The Benefits and Disadvantages of the Lottery

The lottery is a popular form of gambling that involves drawing numbers for a prize. People can win anything from a new car to a free vacation. Many states have a lottery, and some even hold multiple lotteries. Some of these are small, such as a lottery for units in a subsidized housing block, while others are large, such as a draft lottery that determines the first-round selection of players by the National Basketball Association.

Some state lotteries are regulated, while others operate as private enterprises. The state-regulated lotteries are operated by government-owned agencies or public corporations. They are marketed as a fun and easy way to win money. They usually begin with a modest number of simple games, but as they continue to generate revenue, they expand and add new games. These companies are under pressure to increase sales and revenue, so they focus on advertising their products and services.

In addition, some states have laws that limit the amount of time a winning ticket must remain unclaimed before it expires.
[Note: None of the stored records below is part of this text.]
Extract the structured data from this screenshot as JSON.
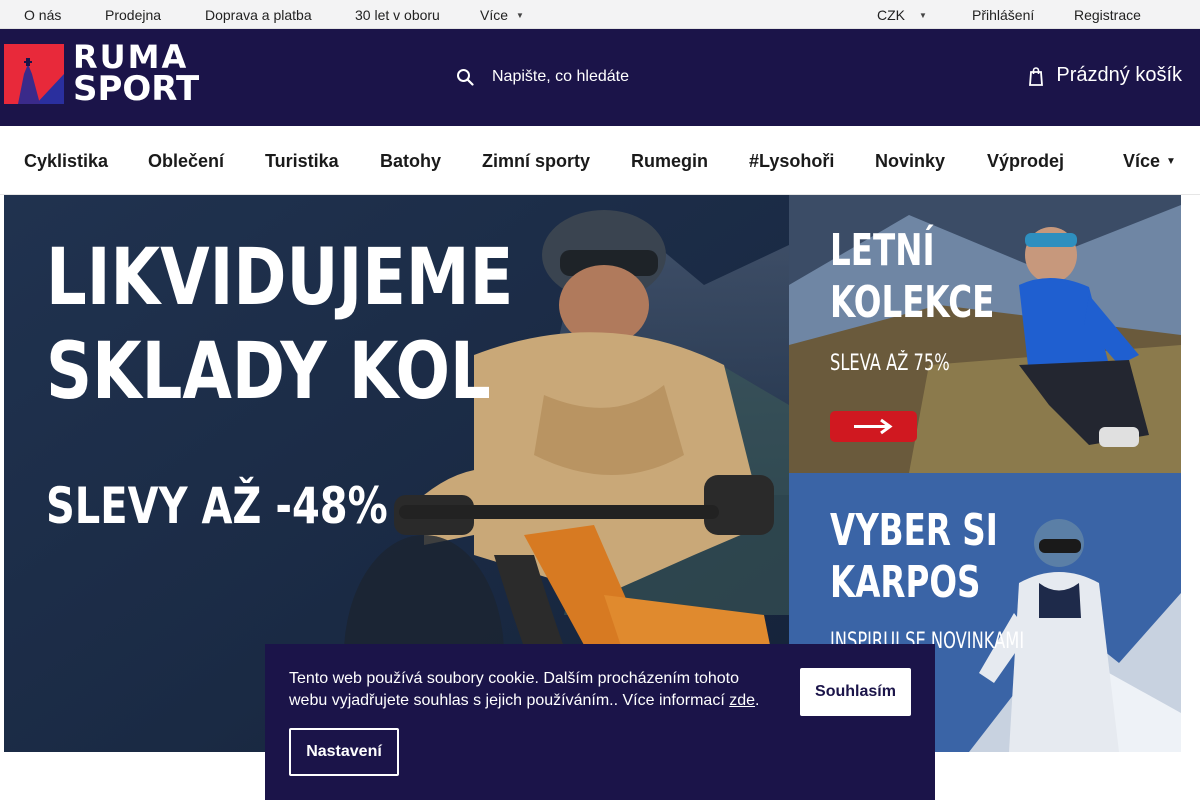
{
  "topbar": {
    "links": [
      "O nás",
      "Prodejna",
      "Doprava a platba",
      "30 let v oboru"
    ],
    "more": "Více",
    "currency": "CZK",
    "login": "Přihlášení",
    "register": "Registrace"
  },
  "header": {
    "logo_line1": "RUMA",
    "logo_line2": "SPORT",
    "search_placeholder": "Napište, co hledáte",
    "cart": "Prázdný košík"
  },
  "nav": {
    "items": [
      "Cyklistika",
      "Oblečení",
      "Turistika",
      "Batohy",
      "Zimní sporty",
      "Rumegin",
      "#Lysohoři",
      "Novinky",
      "Výprodej"
    ],
    "more": "Více"
  },
  "banners": {
    "main": {
      "line1": "LIKVIDUJEME",
      "line2": "SKLADY KOL",
      "line3": "SLEVY AŽ -48%"
    },
    "side1": {
      "line1": "LETNÍ",
      "line2": "KOLEKCE",
      "line3": "SLEVA AŽ 75%"
    },
    "side2": {
      "line1": "VYBER SI",
      "line2": "KARPOS",
      "line3": "INSPIRUJ SE NOVINKAMI"
    }
  },
  "cookie": {
    "message": "Tento web používá soubory cookie. Dalším procházením tohoto webu vyjadřujete souhlas s jejich používáním.. Více informací ",
    "link": "zde",
    "period": ".",
    "agree": "Souhlasím",
    "settings": "Nastavení"
  },
  "colors": {
    "brand_navy": "#1b1449",
    "logo_red": "#e8293a",
    "logo_blue": "#2a2f9e",
    "arrow_button_red": "#d01820"
  },
  "icons": [
    "chevron-down-icon",
    "search-icon",
    "cart-icon",
    "arrow-right-icon"
  ]
}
A long wait can discourage some potential winners, reducing revenue for the lottery. This problem has led some states to change the rules of their lottery games, allowing winning tickets to be claimed sooner. However, the result is that there are fewer big prizes to be won.

While there are many different strategies for playing the lottery, most involve choosing a series of numbers that are considered lucky or special to the player. For example, some people choose numbers based on their birthday or anniversary. Other players use a system they developed themselves to increase their odds of winning. Luke Cope, a former professional lottery player, says that by analyzing the results of past drawings, players can find patterns that will help them increase their chances of winning.

The state-owned and regulated lotteries, which are operated by government-licensed promoters, have provided funds for many public projects, including the building of the British Museum and the repair of bridges. The early American colonies held lotteries, and Benjamin Franklin sponsored one to raise funds for cannons for Philadelphia’s defense against the British. However, after World War II, the era of lotteries as an easy way for governments to expand their service offerings ended.

Critics of the modern state-regulated lotteries say that they are promoting addictive gambling behavior, are a regressive tax on poor people, and may contribute to other social problems. Furthermore, they claim that the state is at cross-purposes with its duty to protect the public welfare when it runs a lottery to maximize revenues. Others point out that the profits from lotteries are small compared to the overall tax burden.